EXERCISE OBJECTIVE: Carry over every entry exactly as it appears in the records.

========================================

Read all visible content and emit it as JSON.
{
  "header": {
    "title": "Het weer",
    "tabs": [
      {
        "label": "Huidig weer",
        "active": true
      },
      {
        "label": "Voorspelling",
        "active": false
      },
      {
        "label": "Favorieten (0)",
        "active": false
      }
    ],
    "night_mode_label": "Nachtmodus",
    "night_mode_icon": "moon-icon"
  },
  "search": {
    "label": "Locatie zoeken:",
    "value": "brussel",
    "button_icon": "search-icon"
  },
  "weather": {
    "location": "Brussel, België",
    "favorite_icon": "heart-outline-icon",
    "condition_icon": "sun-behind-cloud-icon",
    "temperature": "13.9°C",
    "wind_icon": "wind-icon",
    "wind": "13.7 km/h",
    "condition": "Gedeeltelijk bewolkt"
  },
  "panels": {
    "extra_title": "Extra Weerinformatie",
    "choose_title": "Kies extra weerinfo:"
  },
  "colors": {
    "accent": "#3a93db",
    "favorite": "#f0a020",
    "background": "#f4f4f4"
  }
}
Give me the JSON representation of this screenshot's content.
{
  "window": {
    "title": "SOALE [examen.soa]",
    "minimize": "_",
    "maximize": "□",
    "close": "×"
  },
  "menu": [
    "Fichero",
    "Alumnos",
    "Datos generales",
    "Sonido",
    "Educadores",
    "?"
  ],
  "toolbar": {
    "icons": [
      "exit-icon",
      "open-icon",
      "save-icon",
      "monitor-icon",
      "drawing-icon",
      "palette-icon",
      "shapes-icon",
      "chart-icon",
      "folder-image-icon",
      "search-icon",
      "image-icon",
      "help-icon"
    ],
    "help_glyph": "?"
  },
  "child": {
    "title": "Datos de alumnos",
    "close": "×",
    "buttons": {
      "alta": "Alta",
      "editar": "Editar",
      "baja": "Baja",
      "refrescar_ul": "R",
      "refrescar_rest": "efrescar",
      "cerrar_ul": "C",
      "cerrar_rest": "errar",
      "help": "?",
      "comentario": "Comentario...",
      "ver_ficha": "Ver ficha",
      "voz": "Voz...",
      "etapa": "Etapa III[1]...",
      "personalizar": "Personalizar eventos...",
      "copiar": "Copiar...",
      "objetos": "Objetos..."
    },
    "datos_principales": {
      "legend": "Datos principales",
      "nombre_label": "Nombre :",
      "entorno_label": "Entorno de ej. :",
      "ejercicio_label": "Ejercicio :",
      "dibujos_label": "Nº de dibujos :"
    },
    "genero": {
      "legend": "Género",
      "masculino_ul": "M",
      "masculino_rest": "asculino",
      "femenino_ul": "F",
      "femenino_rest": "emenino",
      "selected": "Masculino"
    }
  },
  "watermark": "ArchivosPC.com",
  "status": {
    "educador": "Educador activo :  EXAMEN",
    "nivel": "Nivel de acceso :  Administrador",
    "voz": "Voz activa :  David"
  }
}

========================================

SOLUTION TO THIS TASK:
Read all visible content and emit it as JSON.
{
  "header": {
    "title": "Het weer",
    "tabs": [
      {
        "label": "Huidig weer",
        "active": true
      },
      {
        "label": "Voorspelling",
        "active": false
      },
      {
        "label": "Favorieten (0)",
        "active": false
      }
    ],
    "night_mode_label": "Nachtmodus",
    "night_mode_icon": "moon-icon"
  },
  "search": {
    "label": "Locatie zoeken:",
    "value": "brussel",
    "button_icon": "search-icon"
  },
  "weather": {
    "location": "Brussel, België",
    "favorite_icon": "heart-outline-icon",
    "condition_icon": "sun-behind-cloud-icon",
    "temperature": "13.9°C",
    "wind_icon": "wind-icon",
    "wind": "13.7 km/h",
    "condition": "Gedeeltelijk bewolkt"
  },
  "panels": {
    "extra_title": "Extra Weerinformatie",
    "choose_title": "Kies extra weerinfo:"
  },
  "colors": {
    "accent": "#3a93db",
    "favorite": "#f0a020",
    "background": "#f4f4f4"
  }
}
Give me the JSON representation of this screenshot's content.
{
  "window": {
    "title": "SOALE [examen.soa]",
    "minimize": "_",
    "maximize": "□",
    "close": "×"
  },
  "menu": [
    "Fichero",
    "Alumnos",
    "Datos generales",
    "Sonido",
    "Educadores",
    "?"
  ],
  "toolbar": {
    "icons": [
      "exit-icon",
      "open-icon",
      "save-icon",
      "monitor-icon",
      "drawing-icon",
      "palette-icon",
      "shapes-icon",
      "chart-icon",
      "folder-image-icon",
      "search-icon",
      "image-icon",
      "help-icon"
    ],
    "help_glyph": "?"
  },
  "child": {
    "title": "Datos de alumnos",
    "close": "×",
    "buttons": {
      "alta": "Alta",
      "editar": "Editar",
      "baja": "Baja",
      "refrescar_ul": "R",
      "refrescar_rest": "efrescar",
      "cerrar_ul": "C",
      "cerrar_rest": "errar",
      "help": "?",
      "comentario": "Comentario...",
      "ver_ficha": "Ver ficha",
      "voz": "Voz...",
      "etapa": "Etapa III[1]...",
      "personalizar": "Personalizar eventos...",
      "copiar": "Copiar...",
      "objetos": "Objetos..."
    },
    "datos_principales": {
      "legend": "Datos principales",
      "nombre_label": "Nombre :",
      "entorno_label": "Entorno de ej. :",
      "ejercicio_label": "Ejercicio :",
      "dibujos_label": "Nº de dibujos :"
    },
    "genero": {
      "legend": "Género",
      "masculino_ul": "M",
      "masculino_rest": "asculino",
      "femenino_ul": "F",
      "femenino_rest": "emenino",
      "selected": "Masculino"
    }
  },
  "watermark": "ArchivosPC.com",
  "status": {
    "educador": "Educador activo :  EXAMEN",
    "nivel": "Nivel de acceso :  Administrador",
    "voz": "Voz activa :  David"
  }
}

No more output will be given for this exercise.